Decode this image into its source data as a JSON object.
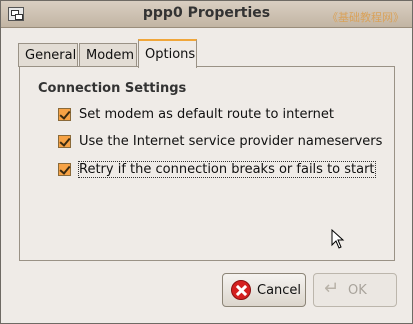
{
  "window": {
    "title": "ppp0 Properties",
    "watermark": "《基础教程网》"
  },
  "tabs": [
    {
      "label": "General"
    },
    {
      "label": "Modem"
    },
    {
      "label": "Options",
      "active": true
    }
  ],
  "panel": {
    "section_title": "Connection Settings",
    "options": [
      {
        "label": "Set modem as default route to internet",
        "checked": true
      },
      {
        "label": "Use the Internet service provider nameservers",
        "checked": true
      },
      {
        "label": "Retry if the connection breaks or fails to start",
        "checked": true,
        "focused": true
      }
    ]
  },
  "buttons": {
    "cancel_label": "Cancel",
    "ok_label": "OK",
    "ok_enabled": false
  },
  "colors": {
    "accent": "#f6a245",
    "background": "#efebe7",
    "cancel_icon": "#d42020"
  }
}
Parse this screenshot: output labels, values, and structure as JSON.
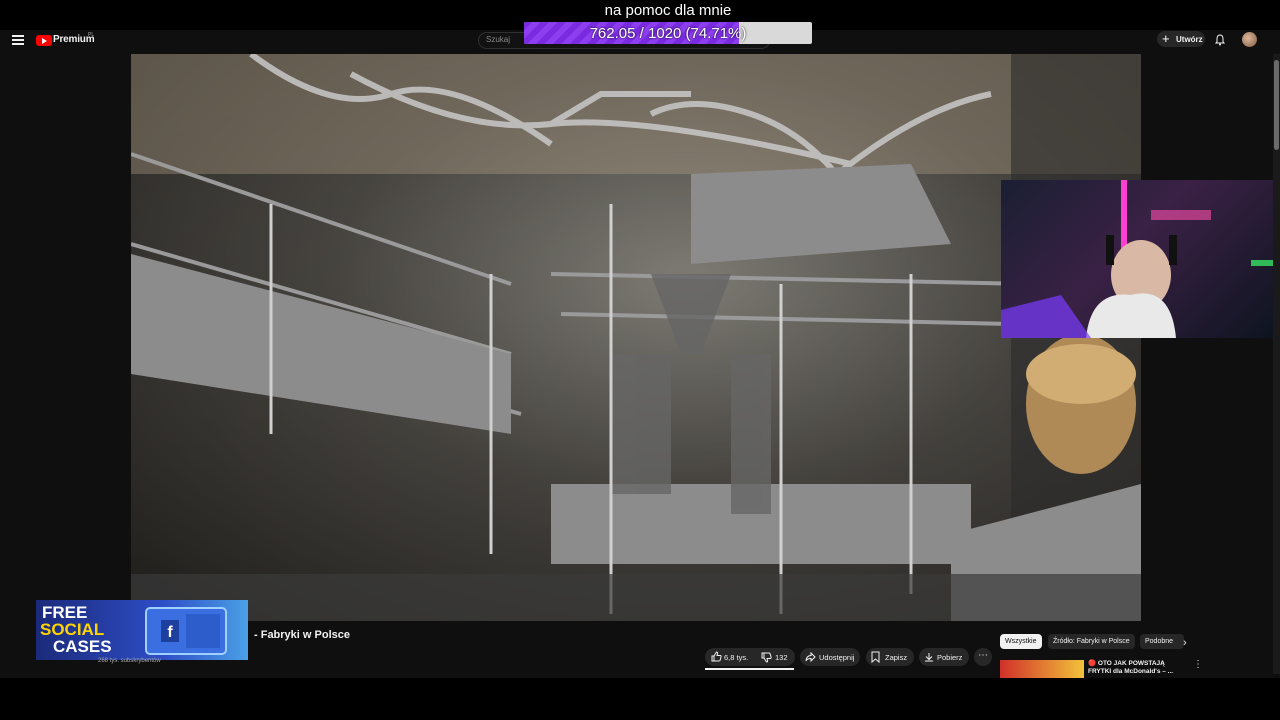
{
  "stream_overlay": {
    "goal_title": "na pomoc dla mnie",
    "goal_progress_text": "762.05 / 1020 (74.71%)",
    "goal_fraction": 0.7471,
    "goal_color": "#7a2be0"
  },
  "header": {
    "brand": "Premium",
    "brand_region": "PL",
    "search_placeholder": "Szukaj",
    "create_label": "Utwórz",
    "menu_icon": "hamburger-icon",
    "notification_icon": "bell-icon",
    "brand_color": "#ff0000"
  },
  "promo": {
    "line1": "FREE",
    "line2": "SOCIAL",
    "line3": "CASES"
  },
  "video": {
    "title": "- Fabryki w Polsce",
    "subscribers": "268 tys. subskrybentów"
  },
  "actions": {
    "likes": "6,8 tys.",
    "dislikes": "132",
    "share": "Udostępnij",
    "save": "Zapisz",
    "download": "Pobierz",
    "more_icon": "more-horizontal-icon"
  },
  "chips": {
    "all": "Wszystkie",
    "source": "Źródło: Fabryki w Polsce",
    "similar": "Podobne"
  },
  "recommendation": {
    "title": "🔴 OTO JAK POWSTAJĄ FRYTKI dla McDonald's – ..."
  }
}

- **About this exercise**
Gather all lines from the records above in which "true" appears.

- **Task answer**
      "active": true
        "checked": true
        "checked": true
        "checked": true,
        "focused": true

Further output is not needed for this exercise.